(BRIEF): Here is the listing. Report each line in it that contains the string "JSON".

(PROVIDED INFORMATION):
^^^^

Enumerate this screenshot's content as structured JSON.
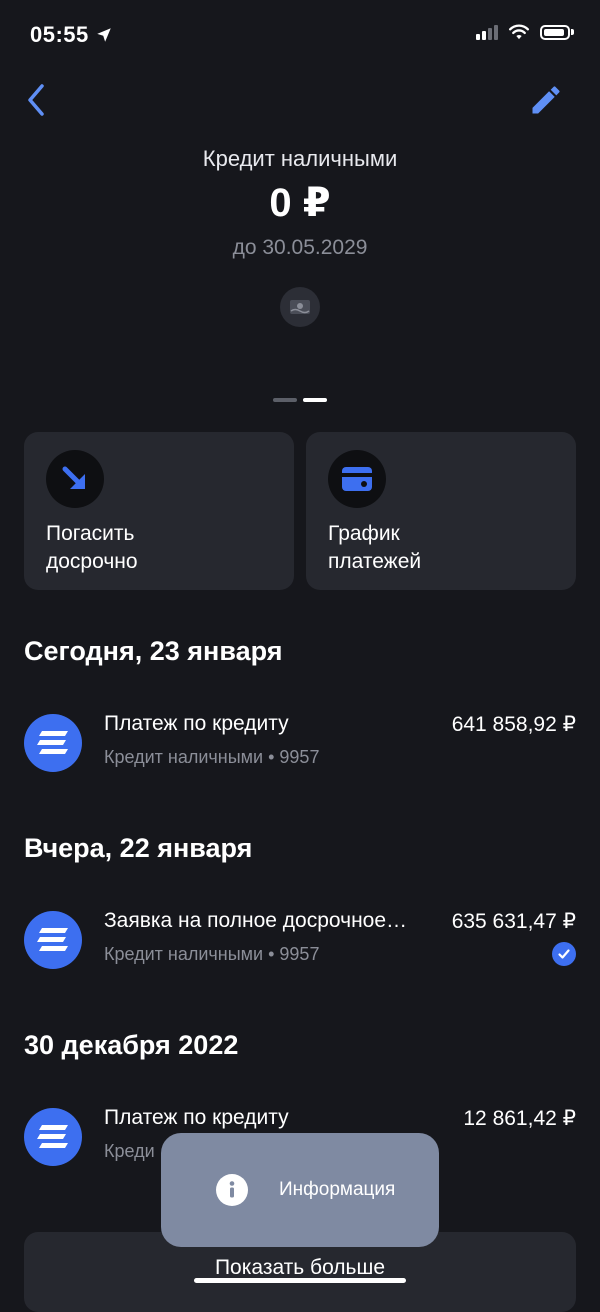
{
  "status_bar": {
    "time": "05:55"
  },
  "header": {
    "product_name": "Кредит наличными",
    "balance": "0 ₽",
    "due_date": "до 30.05.2029"
  },
  "actions": [
    {
      "label": "Погасить\nдосрочно",
      "icon": "arrow-down-right-icon"
    },
    {
      "label": "График\nплатежей",
      "icon": "card-icon"
    }
  ],
  "sections": [
    {
      "title": "Сегодня, 23 января",
      "transactions": [
        {
          "title": "Платеж по кредиту",
          "subtitle": "Кредит наличными • 9957",
          "amount": "641 858,92 ₽"
        }
      ]
    },
    {
      "title": "Вчера, 22 января",
      "transactions": [
        {
          "title": "Заявка на полное досрочное…",
          "subtitle": "Кредит наличными • 9957",
          "amount": "635 631,47 ₽",
          "status": "check-icon"
        }
      ]
    },
    {
      "title": "30 декабря 2022",
      "transactions": [
        {
          "title": "Платеж по кредиту",
          "subtitle": "Креди",
          "amount": "12 861,42 ₽"
        }
      ]
    }
  ],
  "show_more_label": "Показать больше",
  "toast": {
    "text": "Информация",
    "icon": "info-icon"
  },
  "colors": {
    "background": "#16171c",
    "card": "#26282f",
    "accent": "#3d6ff0",
    "toast": "#7f8aa2"
  }
}
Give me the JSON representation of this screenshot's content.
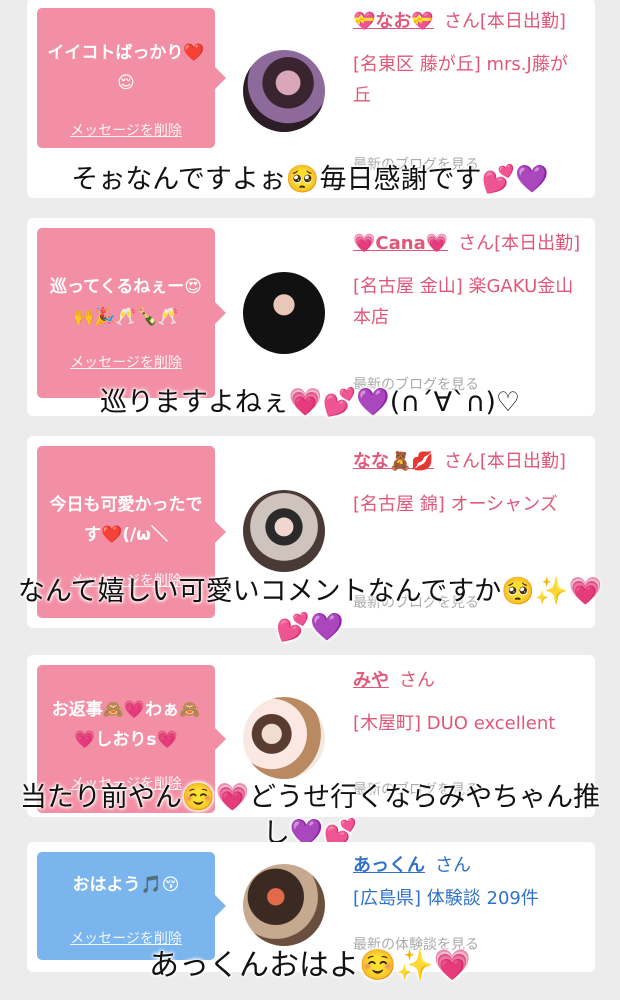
{
  "cards": [
    {
      "bubble": "イイコトばっかり❤️😌",
      "delete": "メッセージを削除",
      "name": "💝なお💝",
      "honorific": "さん[本日出勤]",
      "location": "[名東区 藤が丘] mrs.J藤が丘",
      "latest": "最新のブログを見る",
      "reply": "そぉなんですよぉ🥺毎日感謝です💕💜"
    },
    {
      "bubble": "巡ってくるねぇー😍🙌🎉🥂🍾🥂",
      "delete": "メッセージを削除",
      "name": "💗Cana💗",
      "honorific": "さん[本日出勤]",
      "location": "[名古屋 金山] 楽GAKU金山本店",
      "latest": "最新のブログを見る",
      "reply": "巡りますよねぇ💗💕💜(∩´∀`∩)♡"
    },
    {
      "bubble": "今日も可愛かったです❤️(/ω＼",
      "delete": "メッセージを削除",
      "name": "なな🧸💋",
      "honorific": "さん[本日出勤]",
      "location": "[名古屋 錦] オーシャンズ",
      "latest": "最新のブログを見る",
      "reply": "なんて嬉しい可愛いコメントなんですか🥺✨💗💕💜"
    },
    {
      "bubble": "お返事🙈💗わぁ🙈💗しおりs💗",
      "delete": "メッセージを削除",
      "name": "みや",
      "honorific": "さん",
      "location": "[木屋町] DUO excellent",
      "latest": "最新のブログを見る",
      "reply": "当たり前やん☺️💗どうせ行くならみやちゃん推し💜💕"
    },
    {
      "bubble": "おはよう🎵😚",
      "delete": "メッセージを削除",
      "name": "あっくん",
      "honorific": "さん",
      "location": "[広島県] 体験談 209件",
      "latest": "最新の体験談を見る",
      "reply": "あっくんおはよ☺️✨💗"
    }
  ],
  "colors": {
    "pink": "#f38fa4",
    "blue": "#7bb5ee",
    "name_pink": "#e0577a",
    "name_blue": "#2f72c8"
  }
}
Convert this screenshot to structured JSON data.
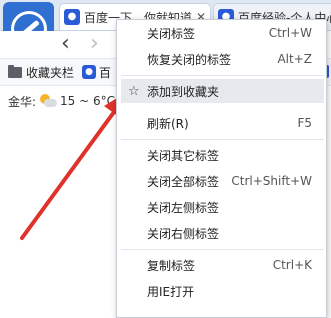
{
  "browser": {
    "tabs": [
      {
        "favicon": "paw-icon",
        "title": "百度一下，你就知道"
      },
      {
        "favicon": "paw-icon",
        "title": "百度经验-个人中心"
      }
    ],
    "favorites_bar": {
      "folder_label": "收藏夹栏",
      "item_label": "百"
    },
    "weather": {
      "city": "金华:",
      "temp": "15 ~ 6°C"
    }
  },
  "context_menu": {
    "items": [
      {
        "label": "关闭标签",
        "shortcut": "Ctrl+W"
      },
      {
        "label": "恢复关闭的标签",
        "shortcut": "Alt+Z"
      },
      {
        "label": "添加到收藏夹",
        "shortcut": "",
        "icon": "star-icon"
      },
      {
        "label": "刷新(R)",
        "shortcut": "F5"
      },
      {
        "label": "关闭其它标签",
        "shortcut": ""
      },
      {
        "label": "关闭全部标签",
        "shortcut": "Ctrl+Shift+W"
      },
      {
        "label": "关闭左侧标签",
        "shortcut": ""
      },
      {
        "label": "关闭右侧标签",
        "shortcut": ""
      },
      {
        "label": "复制标签",
        "shortcut": "Ctrl+K"
      },
      {
        "label": "用IE打开",
        "shortcut": ""
      }
    ]
  },
  "colors": {
    "annotation_arrow": "#e0312a",
    "accent": "#2f6fd1"
  }
}
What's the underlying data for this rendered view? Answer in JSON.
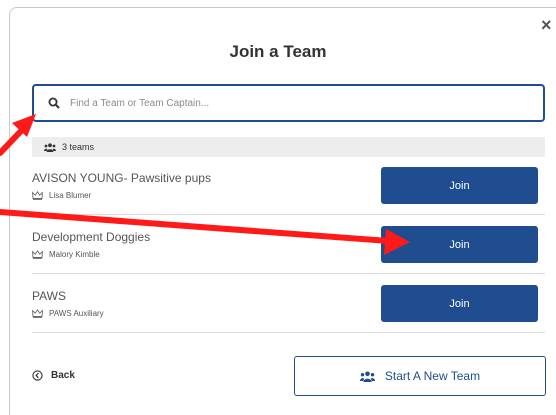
{
  "modal": {
    "title": "Join a Team",
    "close_glyph": "×"
  },
  "search": {
    "placeholder": "Find a Team or Team Captain...",
    "value": ""
  },
  "team_count": "3 teams",
  "teams": [
    {
      "name": "AVISON YOUNG- Pawsitive pups",
      "captain": "Lisa Blumer",
      "join_label": "Join"
    },
    {
      "name": "Development Doggies",
      "captain": "Malory Kimble",
      "join_label": "Join"
    },
    {
      "name": "PAWS",
      "captain": "PAWS Auxiliary",
      "join_label": "Join"
    }
  ],
  "footer": {
    "back_label": "Back",
    "start_label": "Start A New Team"
  },
  "icons": {
    "close": "close-icon",
    "search": "search-icon",
    "team_count": "users-icon",
    "captain": "crown-icon",
    "back": "back-circle-icon",
    "start": "users-icon"
  },
  "colors": {
    "primary": "#1f4d8f",
    "annotation": "#ff0000",
    "count_bar": "#ededed"
  }
}
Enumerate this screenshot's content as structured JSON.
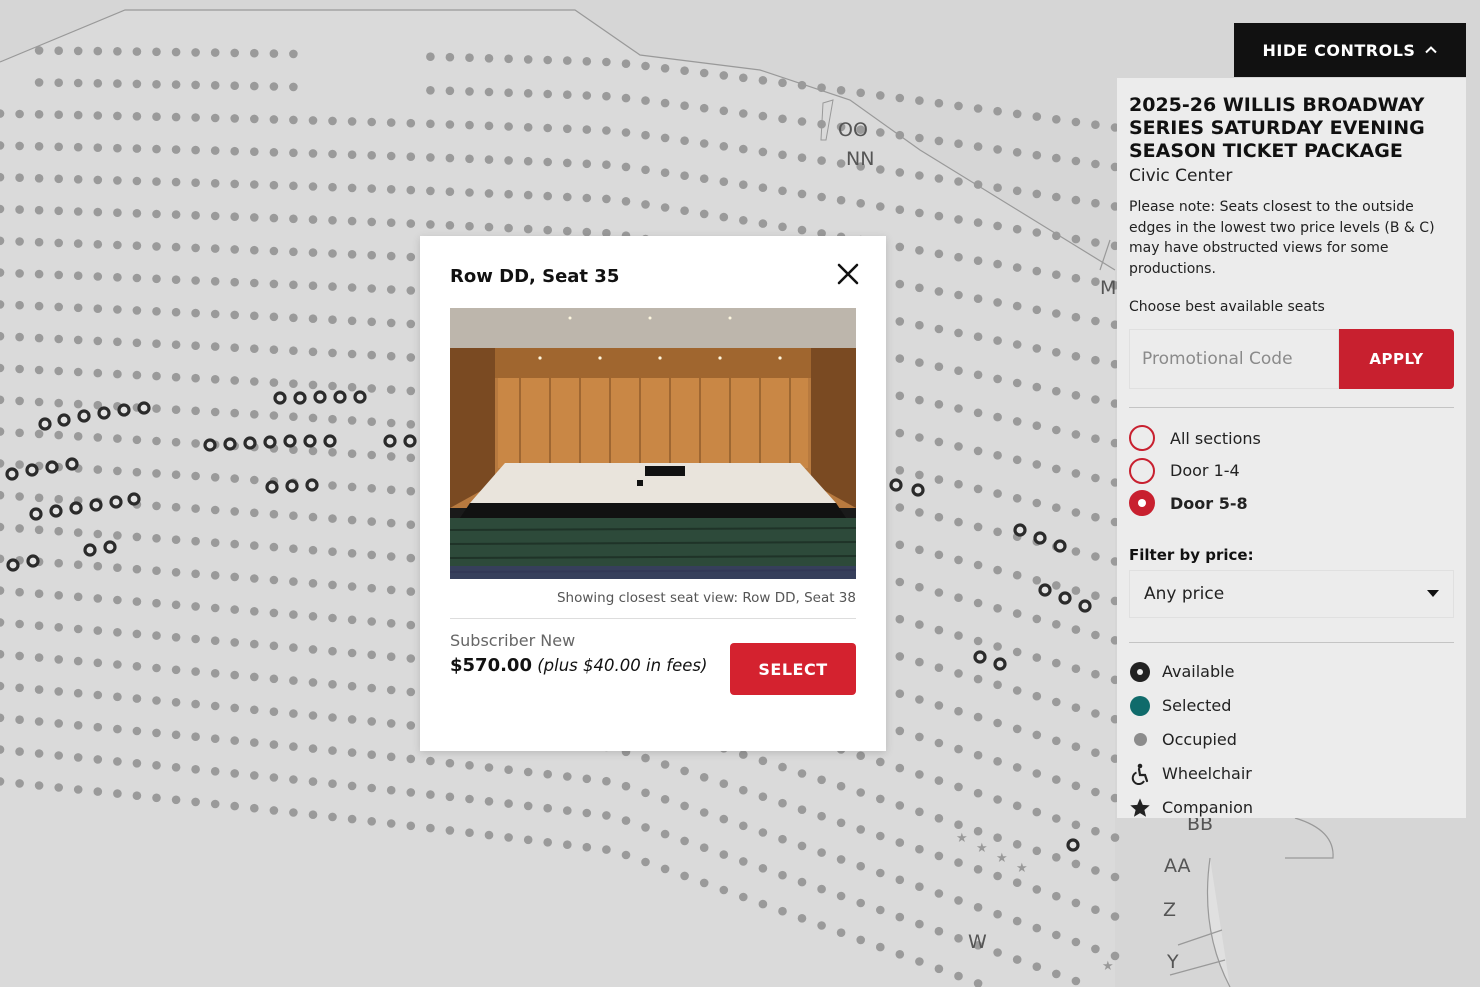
{
  "controls": {
    "hide_label": "HIDE CONTROLS"
  },
  "event": {
    "title": "2025-26 WILLIS BROADWAY SERIES SATURDAY EVENING SEASON TICKET PACKAGE",
    "venue": "Civic Center",
    "note": "Please note: Seats closest to the outside edges in the lowest two price levels (B & C) may have obstructed views for some productions.",
    "choose_label": "Choose best available seats"
  },
  "promo": {
    "placeholder": "Promotional Code",
    "apply_label": "APPLY"
  },
  "sections": [
    {
      "label": "All sections",
      "selected": false
    },
    {
      "label": "Door 1-4",
      "selected": false
    },
    {
      "label": "Door 5-8",
      "selected": true
    }
  ],
  "price_filter": {
    "label": "Filter by price:",
    "value": "Any price"
  },
  "legend": [
    {
      "label": "Available",
      "icon": "available-icon"
    },
    {
      "label": "Selected",
      "icon": "selected-icon",
      "color": "#106b6b"
    },
    {
      "label": "Occupied",
      "icon": "occupied-icon"
    },
    {
      "label": "Wheelchair",
      "icon": "wheelchair-icon"
    },
    {
      "label": "Companion",
      "icon": "star-icon"
    }
  ],
  "row_labels": [
    "OO",
    "NN",
    "M",
    "BB",
    "AA",
    "Z",
    "Y",
    "W"
  ],
  "popup": {
    "title": "Row DD, Seat 35",
    "caption": "Showing closest seat view: Row DD, Seat 38",
    "price_type": "Subscriber New",
    "price": "$570.00",
    "fees": "(plus $40.00 in fees)",
    "select_label": "SELECT"
  },
  "colors": {
    "accent": "#c8202f",
    "selected": "#106b6b",
    "occupied": "#8c8c8c",
    "available": "#222222"
  }
}
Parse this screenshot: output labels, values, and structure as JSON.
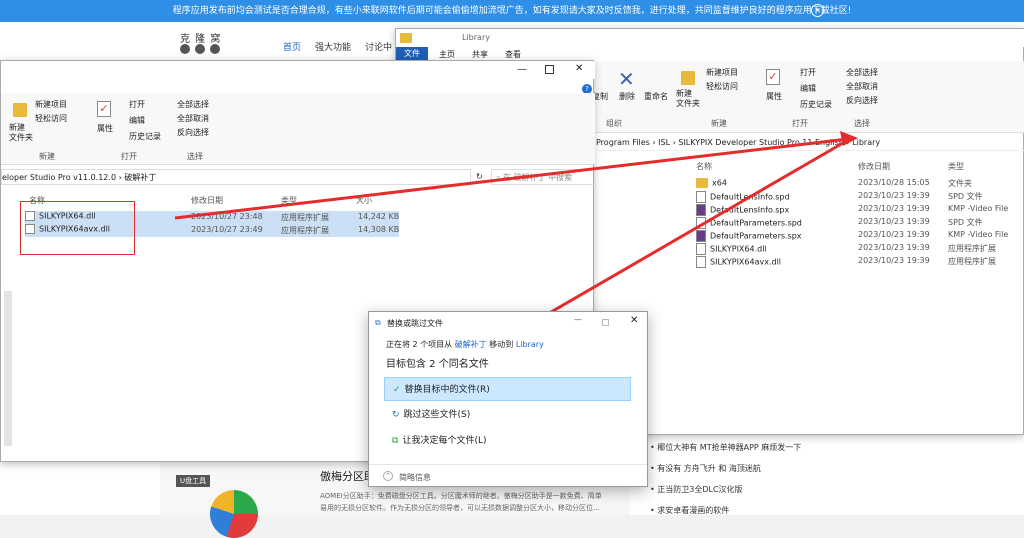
{
  "banner": {
    "text": "程序应用发布前均会测试是否合理合规，有些小来联网软件后期可能会偷偷增加流氓广告，如有发现请大家及时反馈我，进行处理，共同监督维护良好的程序应用下载社区!"
  },
  "site": {
    "logo": "克 隆 窝",
    "nav": [
      "首页",
      "强大功能",
      "讨论中"
    ],
    "right_links": [
      "椰位大神有 MT抢单神器APP 麻烦发一下",
      "有没有 方舟飞升 和 海顶迷航",
      "正当防卫3全DLC汉化版",
      "求安卓看漫画的软件"
    ],
    "badge": "U盘工具",
    "article_title": "傲梅分区助",
    "article_text1": "AOMEI分区助手：免费磁盘分区工具。分区魔术师的继者。傲梅分区助手是一款免费、简单",
    "article_text2": "易用的无损分区软件。作为无损分区的领导者，可以无损数据调整分区大小，移动分区位..."
  },
  "left_window": {
    "ribbon": {
      "new_item": "新建项目",
      "easy_access": "轻松访问",
      "new_folder": "新建\n文件夹",
      "new_group": "新建",
      "open": "打开",
      "edit": "编辑",
      "history": "历史记录",
      "properties": "属性",
      "open_group": "打开",
      "select_all": "全部选择",
      "select_none": "全部取消",
      "invert": "反向选择",
      "select_group": "选择"
    },
    "path": "eloper Studio Pro v11.0.12.0 › 破解补丁",
    "search": "在 破解补丁 中搜索",
    "columns": [
      "名称",
      "修改日期",
      "类型",
      "大小"
    ],
    "files": [
      {
        "name": "SILKYPIX64.dll",
        "date": "2023/10/27 23:48",
        "type": "应用程序扩展",
        "size": "14,242 KB"
      },
      {
        "name": "SILKYPIX64avx.dll",
        "date": "2023/10/27 23:49",
        "type": "应用程序扩展",
        "size": "14,308 KB"
      }
    ]
  },
  "right_window": {
    "title": "Library",
    "tabs": [
      "文件",
      "主页",
      "共享",
      "查看"
    ],
    "ribbon": {
      "copy": "复制",
      "delete": "删除",
      "rename": "重命名",
      "org": "组织",
      "new_folder": "新建\n文件夹",
      "new_item": "新建项目",
      "easy_access": "轻松访问",
      "new_group": "新建",
      "properties": "属性",
      "open": "打开",
      "edit": "编辑",
      "history": "历史记录",
      "open_group": "打开",
      "select_all": "全部选择",
      "select_none": "全部取消",
      "invert": "反向选择",
      "select_group": "选择"
    },
    "path": [
      "Program Files",
      "ISL",
      "SILKYPIX Developer Studio Pro 11 English",
      "Library"
    ],
    "columns": [
      "名称",
      "修改日期",
      "类型"
    ],
    "files": [
      {
        "name": "x64",
        "date": "2023/10/28 15:05",
        "type": "文件夹",
        "icon": "folder"
      },
      {
        "name": "DefaultLensInfo.spd",
        "date": "2023/10/23 19:39",
        "type": "SPD 文件",
        "icon": "file"
      },
      {
        "name": "DefaultLensInfo.spx",
        "date": "2023/10/23 19:39",
        "type": "KMP -Video File",
        "icon": "video"
      },
      {
        "name": "DefaultParameters.spd",
        "date": "2023/10/23 19:39",
        "type": "SPD 文件",
        "icon": "file"
      },
      {
        "name": "DefaultParameters.spx",
        "date": "2023/10/23 19:39",
        "type": "KMP -Video File",
        "icon": "video"
      },
      {
        "name": "SILKYPIX64.dll",
        "date": "2023/10/23 19:39",
        "type": "应用程序扩展",
        "icon": "dll"
      },
      {
        "name": "SILKYPIX64avx.dll",
        "date": "2023/10/23 19:39",
        "type": "应用程序扩展",
        "icon": "dll"
      }
    ]
  },
  "dialog": {
    "title": "替换或跳过文件",
    "info_prefix": "正在将 2 个项目从",
    "from": "破解补丁",
    "mid": "移动到",
    "to": "Library",
    "heading": "目标包含 2 个同名文件",
    "options": [
      "替换目标中的文件(R)",
      "跳过这些文件(S)",
      "让我决定每个文件(L)"
    ],
    "details": "简略信息"
  },
  "colors": {
    "banner": "#2f8ee6",
    "arrow": "#e52b2b",
    "selection": "#cce0f5",
    "link": "#1a66c8"
  }
}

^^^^

(RESULT):
Enumerate this screenshot's content as structured JSON.
Give me the JSON representation of this screenshot's content.
Convert this screenshot to structured JSON data.
What's the underlying data for this rendered view? Answer in JSON.
Enumerate this screenshot's content as structured JSON.
Parse this screenshot: output labels, values, and structure as JSON.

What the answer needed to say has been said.